In fact, this is a major problem as far as injuries and burn-out are concerned.
Don’t do this.
22. Recognize your youth players.
Post them conquering feats of strength on social media. Kids love this. Recognize their hard work.
23. Make drills competitive.
This is simple coaching science: the more competitive a drill is, the more players pick up their intensity.
24. Master the mundane.
Behind every talented youth athlete is someone who practices relentlessly on the basics.
25. Proper warm-up is the first step to injury reduction and competition prep.
Proper warm-up is the best injury reduction program out there. And what’s more is, you DO have time for it.
Takes 10 minutes. <— detailed warm-up featured in my book.
26. Make strength training a priority.
All these coaches and parents worried about overuse injuries and ACL, but what are they doing about it?
Let’s hope their kids are strength training and becoming more resilient.
People need to walk the walk more.
Don’t complain and fear injury. Fucking do something.
27. Strength training should be monitored by a qualified professional.
As much as we think we can do it all, we can’t.
Strength training is a meticulous practice that must be monitored by a qualified professional.
And if you think you can do it, can you answer these questions:
– What exercises are best for eccentric control of the hamstrings?
– What should you do when an athlete is performing a squat with knee valgus?
– What should you do if an athlete is not getting jumping and landing mechanics down?
– What exercises are best for core and hip control in the frontal plane?
– What exercises are best for gluteus maximus maximal strength?
– How do you progress a split squat if an athlete needs more of a challenge?
If you couldn’t answer these without Google, then get the fuck outta here. Hire a strength and conditioning professional.
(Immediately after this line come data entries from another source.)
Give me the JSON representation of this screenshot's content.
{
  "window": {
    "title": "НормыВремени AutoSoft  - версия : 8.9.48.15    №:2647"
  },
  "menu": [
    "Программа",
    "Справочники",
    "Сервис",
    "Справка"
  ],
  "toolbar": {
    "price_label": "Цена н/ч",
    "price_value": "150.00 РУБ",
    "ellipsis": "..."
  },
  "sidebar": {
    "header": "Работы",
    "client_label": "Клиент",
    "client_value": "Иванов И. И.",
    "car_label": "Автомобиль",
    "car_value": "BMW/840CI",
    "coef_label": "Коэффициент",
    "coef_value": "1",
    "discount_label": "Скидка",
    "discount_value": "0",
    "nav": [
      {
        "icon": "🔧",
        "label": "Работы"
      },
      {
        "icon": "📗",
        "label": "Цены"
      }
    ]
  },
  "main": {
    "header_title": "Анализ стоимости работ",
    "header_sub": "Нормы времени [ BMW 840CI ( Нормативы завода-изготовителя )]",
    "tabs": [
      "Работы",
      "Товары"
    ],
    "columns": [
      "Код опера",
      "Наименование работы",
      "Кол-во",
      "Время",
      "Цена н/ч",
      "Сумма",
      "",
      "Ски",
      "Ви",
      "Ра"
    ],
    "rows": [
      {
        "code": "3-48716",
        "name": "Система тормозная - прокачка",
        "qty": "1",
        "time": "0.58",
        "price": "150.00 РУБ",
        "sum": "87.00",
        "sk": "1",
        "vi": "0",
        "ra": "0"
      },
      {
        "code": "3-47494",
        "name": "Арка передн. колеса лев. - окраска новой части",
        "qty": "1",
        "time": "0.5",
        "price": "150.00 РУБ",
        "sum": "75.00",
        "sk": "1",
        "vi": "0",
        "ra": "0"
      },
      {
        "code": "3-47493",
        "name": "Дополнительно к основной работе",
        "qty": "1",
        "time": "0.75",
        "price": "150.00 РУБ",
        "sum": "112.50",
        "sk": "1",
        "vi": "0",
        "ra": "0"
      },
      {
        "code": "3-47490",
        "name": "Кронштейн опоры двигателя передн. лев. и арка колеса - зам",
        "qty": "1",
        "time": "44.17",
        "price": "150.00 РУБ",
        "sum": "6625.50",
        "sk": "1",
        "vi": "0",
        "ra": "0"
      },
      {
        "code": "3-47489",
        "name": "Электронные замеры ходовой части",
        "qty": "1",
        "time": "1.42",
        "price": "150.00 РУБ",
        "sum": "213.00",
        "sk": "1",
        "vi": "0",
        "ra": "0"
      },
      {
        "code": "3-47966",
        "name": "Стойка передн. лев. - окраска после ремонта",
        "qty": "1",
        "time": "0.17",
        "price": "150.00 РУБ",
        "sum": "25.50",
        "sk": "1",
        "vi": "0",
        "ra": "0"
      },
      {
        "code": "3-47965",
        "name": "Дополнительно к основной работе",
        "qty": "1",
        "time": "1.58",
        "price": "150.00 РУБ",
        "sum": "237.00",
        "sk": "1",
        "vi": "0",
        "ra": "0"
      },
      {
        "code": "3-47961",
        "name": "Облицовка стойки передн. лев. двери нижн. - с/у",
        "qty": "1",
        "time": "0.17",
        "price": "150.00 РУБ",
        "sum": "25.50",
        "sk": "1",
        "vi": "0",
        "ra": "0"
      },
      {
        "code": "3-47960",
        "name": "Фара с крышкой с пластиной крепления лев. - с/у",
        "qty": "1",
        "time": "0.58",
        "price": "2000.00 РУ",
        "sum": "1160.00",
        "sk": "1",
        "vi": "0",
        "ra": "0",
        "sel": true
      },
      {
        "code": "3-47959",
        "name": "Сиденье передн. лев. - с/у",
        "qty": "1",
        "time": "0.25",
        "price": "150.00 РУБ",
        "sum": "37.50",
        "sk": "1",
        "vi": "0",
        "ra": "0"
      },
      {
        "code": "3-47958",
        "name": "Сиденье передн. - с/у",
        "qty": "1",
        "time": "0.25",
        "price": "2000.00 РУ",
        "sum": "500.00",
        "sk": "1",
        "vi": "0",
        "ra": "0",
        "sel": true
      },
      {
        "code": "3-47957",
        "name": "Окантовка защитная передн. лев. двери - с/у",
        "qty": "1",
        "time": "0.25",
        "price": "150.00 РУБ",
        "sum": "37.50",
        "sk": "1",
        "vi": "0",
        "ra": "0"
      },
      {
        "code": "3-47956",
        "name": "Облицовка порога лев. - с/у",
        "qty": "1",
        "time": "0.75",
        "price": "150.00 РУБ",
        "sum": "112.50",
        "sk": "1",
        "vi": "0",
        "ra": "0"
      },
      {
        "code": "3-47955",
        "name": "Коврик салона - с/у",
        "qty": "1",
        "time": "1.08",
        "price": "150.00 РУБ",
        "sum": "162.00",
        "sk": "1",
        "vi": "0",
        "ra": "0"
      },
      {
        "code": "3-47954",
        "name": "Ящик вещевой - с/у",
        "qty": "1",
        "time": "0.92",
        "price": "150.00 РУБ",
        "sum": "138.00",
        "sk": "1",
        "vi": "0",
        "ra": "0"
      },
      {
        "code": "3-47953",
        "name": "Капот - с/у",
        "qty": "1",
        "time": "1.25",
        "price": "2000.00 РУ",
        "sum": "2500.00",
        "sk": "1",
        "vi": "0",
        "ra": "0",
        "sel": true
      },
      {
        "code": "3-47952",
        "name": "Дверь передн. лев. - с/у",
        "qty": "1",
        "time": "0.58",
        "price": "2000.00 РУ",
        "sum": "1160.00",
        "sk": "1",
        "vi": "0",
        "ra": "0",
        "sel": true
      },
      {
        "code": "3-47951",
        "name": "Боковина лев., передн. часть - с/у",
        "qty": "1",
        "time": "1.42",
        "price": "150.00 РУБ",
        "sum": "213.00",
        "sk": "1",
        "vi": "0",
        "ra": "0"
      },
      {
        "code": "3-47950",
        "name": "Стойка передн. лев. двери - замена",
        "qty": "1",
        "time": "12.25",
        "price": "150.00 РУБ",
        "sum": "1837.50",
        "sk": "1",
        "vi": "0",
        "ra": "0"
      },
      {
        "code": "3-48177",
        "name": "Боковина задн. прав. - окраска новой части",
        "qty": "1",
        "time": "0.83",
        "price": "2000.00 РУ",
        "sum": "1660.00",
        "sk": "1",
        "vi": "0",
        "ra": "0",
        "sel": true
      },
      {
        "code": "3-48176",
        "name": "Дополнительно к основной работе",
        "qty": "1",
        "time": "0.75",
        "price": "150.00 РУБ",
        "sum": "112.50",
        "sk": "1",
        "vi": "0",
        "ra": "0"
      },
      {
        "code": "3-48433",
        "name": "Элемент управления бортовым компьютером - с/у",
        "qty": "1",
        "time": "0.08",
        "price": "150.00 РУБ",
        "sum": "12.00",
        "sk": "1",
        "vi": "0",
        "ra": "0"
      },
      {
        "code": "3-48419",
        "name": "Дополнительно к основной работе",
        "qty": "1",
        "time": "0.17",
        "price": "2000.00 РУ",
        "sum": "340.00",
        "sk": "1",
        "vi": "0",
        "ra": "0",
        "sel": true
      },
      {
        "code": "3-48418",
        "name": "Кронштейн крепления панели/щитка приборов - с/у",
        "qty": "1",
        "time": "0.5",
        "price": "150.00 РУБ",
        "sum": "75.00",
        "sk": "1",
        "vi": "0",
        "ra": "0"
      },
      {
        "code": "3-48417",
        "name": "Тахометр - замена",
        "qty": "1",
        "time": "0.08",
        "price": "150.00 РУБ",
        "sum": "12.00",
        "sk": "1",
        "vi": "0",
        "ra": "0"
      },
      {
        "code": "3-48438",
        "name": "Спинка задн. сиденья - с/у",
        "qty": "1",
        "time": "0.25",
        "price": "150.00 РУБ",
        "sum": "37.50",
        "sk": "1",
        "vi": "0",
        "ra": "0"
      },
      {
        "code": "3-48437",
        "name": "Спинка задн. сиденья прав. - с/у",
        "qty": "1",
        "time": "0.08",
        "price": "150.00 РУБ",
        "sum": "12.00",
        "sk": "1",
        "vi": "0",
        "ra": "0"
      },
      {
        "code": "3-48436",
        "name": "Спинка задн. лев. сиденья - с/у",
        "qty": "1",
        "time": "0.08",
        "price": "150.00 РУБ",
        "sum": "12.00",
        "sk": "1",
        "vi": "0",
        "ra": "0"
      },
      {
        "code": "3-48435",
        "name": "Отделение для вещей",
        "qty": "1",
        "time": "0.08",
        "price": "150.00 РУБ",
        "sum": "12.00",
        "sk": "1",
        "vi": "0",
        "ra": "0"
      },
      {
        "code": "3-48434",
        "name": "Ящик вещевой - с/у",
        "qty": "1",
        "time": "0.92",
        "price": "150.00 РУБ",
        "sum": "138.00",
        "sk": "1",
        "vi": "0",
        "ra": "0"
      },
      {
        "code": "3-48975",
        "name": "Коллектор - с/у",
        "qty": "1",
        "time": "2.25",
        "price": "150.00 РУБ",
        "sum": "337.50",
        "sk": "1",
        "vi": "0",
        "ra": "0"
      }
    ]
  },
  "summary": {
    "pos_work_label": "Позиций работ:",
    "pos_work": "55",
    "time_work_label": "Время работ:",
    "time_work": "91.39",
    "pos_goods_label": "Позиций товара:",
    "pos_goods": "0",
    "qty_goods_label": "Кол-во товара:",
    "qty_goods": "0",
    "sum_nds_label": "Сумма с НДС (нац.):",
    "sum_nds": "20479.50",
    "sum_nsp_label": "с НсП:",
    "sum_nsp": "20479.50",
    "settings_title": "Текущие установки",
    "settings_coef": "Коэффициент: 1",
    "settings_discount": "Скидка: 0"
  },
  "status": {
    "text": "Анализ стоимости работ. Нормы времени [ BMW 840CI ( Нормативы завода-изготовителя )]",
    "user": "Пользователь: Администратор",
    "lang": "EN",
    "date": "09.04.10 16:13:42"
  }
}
I guarantee they can answer these questions drunk, blindfolded, and in .5 seconds.
28. Strength training should be progressed.
Professionals also know how to periodize strength training programs with great care.
They understand how to tweak volume based on the season.
They understand how to manipulate sets/reps to elicit certain physiological results.
You going to hire a professional or not?
29. Strength training is the best thing youth athletes can do for themselves.
I repeat this deep, underlying theme in my eBook: as much as exercise science, performance enhancement, and injury prevention matter in a kid’s life, they’re just a few pieces to the puzzle.
Being able to fall in love with fitness and movement for a lifetime is far more beneficial for children. Especially in terms of confidence and self-worth and sustainable happiness.
And this is just glossing over the tip of the mindset iceberg.
For someone who just wrote a 15,000-word eBook on youth fitness, I sure had a lot more to say with these 29 pointers.
Still burnt out.
But still, so in love with youth fitness.
Thank you to everyone who stuck with me not just for this article, but over the years of me writing for this blog.
I hope my book propels you to inspire kids to move.
Thank you and stay tuned for the release.